> **Your task**: In the records below, find each line holding the word "data" and copy it.

> **Entries shown**:

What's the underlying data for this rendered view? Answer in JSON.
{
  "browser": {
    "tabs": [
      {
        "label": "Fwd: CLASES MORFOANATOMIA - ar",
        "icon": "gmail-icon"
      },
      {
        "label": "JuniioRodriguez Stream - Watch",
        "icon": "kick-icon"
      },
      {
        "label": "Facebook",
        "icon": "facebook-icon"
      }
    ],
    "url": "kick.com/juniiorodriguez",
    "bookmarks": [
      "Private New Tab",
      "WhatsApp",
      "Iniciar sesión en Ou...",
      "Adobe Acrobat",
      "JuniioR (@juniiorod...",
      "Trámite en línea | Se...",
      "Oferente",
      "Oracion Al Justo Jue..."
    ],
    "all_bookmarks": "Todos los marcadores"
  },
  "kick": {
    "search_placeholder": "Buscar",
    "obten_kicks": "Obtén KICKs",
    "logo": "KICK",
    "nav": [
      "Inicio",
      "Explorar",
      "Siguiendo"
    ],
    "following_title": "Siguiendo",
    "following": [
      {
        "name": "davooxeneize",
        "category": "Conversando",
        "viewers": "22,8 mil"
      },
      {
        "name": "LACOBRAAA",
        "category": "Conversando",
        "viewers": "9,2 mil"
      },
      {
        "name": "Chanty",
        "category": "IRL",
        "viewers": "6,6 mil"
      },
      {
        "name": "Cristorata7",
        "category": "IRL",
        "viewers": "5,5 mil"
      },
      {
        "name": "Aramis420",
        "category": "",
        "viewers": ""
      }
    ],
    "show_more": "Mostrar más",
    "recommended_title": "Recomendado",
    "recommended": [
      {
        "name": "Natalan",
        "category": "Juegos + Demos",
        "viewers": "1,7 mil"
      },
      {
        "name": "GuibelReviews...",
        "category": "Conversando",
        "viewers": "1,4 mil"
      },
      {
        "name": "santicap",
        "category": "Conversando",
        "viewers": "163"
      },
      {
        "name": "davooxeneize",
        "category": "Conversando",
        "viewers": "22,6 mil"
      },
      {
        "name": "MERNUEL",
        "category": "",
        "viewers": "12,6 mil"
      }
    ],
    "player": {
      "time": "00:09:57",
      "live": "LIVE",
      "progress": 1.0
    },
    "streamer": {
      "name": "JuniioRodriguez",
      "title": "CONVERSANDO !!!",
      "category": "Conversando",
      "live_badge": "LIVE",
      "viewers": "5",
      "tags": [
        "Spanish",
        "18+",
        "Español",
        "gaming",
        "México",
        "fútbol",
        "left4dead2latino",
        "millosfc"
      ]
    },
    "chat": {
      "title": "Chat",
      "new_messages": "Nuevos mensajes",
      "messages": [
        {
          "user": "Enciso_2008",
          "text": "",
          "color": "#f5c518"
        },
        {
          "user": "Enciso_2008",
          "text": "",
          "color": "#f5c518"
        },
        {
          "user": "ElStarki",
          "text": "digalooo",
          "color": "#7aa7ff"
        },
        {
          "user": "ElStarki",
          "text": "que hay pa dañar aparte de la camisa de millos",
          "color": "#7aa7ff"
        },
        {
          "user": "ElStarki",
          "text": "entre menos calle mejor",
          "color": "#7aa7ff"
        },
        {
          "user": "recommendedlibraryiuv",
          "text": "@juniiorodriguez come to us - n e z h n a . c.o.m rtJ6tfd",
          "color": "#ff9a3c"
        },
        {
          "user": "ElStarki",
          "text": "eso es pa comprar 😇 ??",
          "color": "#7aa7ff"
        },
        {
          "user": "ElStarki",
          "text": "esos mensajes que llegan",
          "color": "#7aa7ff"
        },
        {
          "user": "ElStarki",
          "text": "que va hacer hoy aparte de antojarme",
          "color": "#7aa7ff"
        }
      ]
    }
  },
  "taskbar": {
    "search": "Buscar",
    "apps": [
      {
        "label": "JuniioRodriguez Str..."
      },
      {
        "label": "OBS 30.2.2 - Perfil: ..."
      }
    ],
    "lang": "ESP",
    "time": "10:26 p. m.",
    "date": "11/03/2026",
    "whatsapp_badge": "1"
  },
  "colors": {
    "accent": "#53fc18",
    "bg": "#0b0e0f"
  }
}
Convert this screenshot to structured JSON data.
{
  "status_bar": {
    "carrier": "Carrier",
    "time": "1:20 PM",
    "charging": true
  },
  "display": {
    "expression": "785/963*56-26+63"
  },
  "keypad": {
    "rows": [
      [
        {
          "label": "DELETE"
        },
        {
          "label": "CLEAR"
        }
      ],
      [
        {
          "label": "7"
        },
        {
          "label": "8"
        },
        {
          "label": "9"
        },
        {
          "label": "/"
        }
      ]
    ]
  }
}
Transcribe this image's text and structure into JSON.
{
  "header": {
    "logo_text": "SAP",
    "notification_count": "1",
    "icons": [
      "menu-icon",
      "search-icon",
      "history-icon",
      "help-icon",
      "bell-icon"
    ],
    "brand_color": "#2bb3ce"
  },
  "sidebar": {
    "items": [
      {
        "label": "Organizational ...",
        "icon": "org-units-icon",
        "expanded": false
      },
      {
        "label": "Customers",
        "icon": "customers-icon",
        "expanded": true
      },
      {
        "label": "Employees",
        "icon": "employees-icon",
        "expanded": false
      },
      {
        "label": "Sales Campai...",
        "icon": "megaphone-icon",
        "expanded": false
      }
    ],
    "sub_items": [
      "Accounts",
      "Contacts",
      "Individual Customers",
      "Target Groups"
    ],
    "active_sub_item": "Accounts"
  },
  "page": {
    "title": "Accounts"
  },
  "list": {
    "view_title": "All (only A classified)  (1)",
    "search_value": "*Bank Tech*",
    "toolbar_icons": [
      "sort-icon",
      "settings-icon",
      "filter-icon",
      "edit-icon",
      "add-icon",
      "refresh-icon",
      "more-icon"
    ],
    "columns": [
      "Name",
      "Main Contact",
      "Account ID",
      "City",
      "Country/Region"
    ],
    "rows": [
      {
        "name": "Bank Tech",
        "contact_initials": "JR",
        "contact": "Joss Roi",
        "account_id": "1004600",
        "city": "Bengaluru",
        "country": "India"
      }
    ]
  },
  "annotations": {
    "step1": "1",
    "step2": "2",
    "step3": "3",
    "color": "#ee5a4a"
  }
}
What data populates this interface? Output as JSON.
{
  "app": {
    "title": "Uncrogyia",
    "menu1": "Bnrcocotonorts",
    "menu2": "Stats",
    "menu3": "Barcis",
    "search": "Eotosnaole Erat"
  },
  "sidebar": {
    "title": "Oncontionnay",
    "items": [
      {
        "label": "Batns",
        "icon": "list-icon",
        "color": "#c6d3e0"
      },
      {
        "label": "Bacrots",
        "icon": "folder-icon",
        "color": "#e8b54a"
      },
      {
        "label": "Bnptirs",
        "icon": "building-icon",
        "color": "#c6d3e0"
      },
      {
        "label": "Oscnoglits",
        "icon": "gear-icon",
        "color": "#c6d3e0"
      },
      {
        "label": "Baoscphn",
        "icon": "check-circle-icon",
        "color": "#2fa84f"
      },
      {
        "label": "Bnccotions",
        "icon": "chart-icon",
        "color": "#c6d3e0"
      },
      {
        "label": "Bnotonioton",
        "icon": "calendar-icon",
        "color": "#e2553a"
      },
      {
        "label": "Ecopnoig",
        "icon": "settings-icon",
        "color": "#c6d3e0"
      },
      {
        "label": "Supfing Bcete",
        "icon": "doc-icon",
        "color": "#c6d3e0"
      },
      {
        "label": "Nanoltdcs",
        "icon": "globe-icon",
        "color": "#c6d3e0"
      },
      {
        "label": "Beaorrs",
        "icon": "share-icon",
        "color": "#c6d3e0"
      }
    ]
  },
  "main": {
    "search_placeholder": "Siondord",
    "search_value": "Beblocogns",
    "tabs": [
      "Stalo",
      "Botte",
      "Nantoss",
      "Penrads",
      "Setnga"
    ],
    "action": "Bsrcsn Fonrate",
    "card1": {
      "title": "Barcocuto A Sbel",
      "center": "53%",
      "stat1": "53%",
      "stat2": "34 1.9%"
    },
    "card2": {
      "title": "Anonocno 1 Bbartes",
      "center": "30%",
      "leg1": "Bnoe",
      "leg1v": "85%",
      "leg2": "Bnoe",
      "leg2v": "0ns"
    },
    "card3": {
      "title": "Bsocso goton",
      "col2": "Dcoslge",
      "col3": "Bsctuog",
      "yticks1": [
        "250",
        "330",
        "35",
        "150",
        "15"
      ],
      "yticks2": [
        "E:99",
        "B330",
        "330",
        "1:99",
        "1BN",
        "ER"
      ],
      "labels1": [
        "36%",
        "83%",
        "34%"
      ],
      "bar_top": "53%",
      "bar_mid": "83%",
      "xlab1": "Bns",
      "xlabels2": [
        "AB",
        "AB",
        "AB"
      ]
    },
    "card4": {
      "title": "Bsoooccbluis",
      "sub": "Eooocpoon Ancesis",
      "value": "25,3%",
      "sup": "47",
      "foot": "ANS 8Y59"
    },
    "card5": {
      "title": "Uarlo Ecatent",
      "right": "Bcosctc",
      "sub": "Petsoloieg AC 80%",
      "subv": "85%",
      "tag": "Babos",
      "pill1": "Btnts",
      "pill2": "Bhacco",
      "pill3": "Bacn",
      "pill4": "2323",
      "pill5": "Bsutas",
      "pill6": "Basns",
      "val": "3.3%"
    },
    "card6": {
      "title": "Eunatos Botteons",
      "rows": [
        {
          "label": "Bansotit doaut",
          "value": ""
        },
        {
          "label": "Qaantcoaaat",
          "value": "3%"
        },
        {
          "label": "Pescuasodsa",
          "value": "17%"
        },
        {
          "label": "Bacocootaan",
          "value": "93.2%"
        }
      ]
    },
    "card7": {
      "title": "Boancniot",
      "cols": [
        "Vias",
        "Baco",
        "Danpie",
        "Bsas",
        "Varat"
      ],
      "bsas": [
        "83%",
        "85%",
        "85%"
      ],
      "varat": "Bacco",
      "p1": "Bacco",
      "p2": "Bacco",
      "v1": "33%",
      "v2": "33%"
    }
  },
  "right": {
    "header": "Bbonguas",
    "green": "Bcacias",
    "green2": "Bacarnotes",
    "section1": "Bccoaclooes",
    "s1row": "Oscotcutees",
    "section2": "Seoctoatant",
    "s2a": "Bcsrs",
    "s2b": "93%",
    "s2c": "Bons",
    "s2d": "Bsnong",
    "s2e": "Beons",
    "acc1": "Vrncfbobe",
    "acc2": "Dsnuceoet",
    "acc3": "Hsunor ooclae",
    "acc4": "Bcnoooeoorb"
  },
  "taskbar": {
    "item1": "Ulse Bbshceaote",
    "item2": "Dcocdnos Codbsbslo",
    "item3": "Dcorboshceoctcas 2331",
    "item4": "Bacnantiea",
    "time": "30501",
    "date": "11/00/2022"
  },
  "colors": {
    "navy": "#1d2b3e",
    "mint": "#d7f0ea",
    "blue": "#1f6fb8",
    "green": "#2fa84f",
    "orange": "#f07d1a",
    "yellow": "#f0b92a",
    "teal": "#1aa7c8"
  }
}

> **Answer to the exercise**:
What's the underlying data for this rendered view? Answer in JSON.
Convert this screenshot to structured JSON data.
What data populates this interface? Output as JSON.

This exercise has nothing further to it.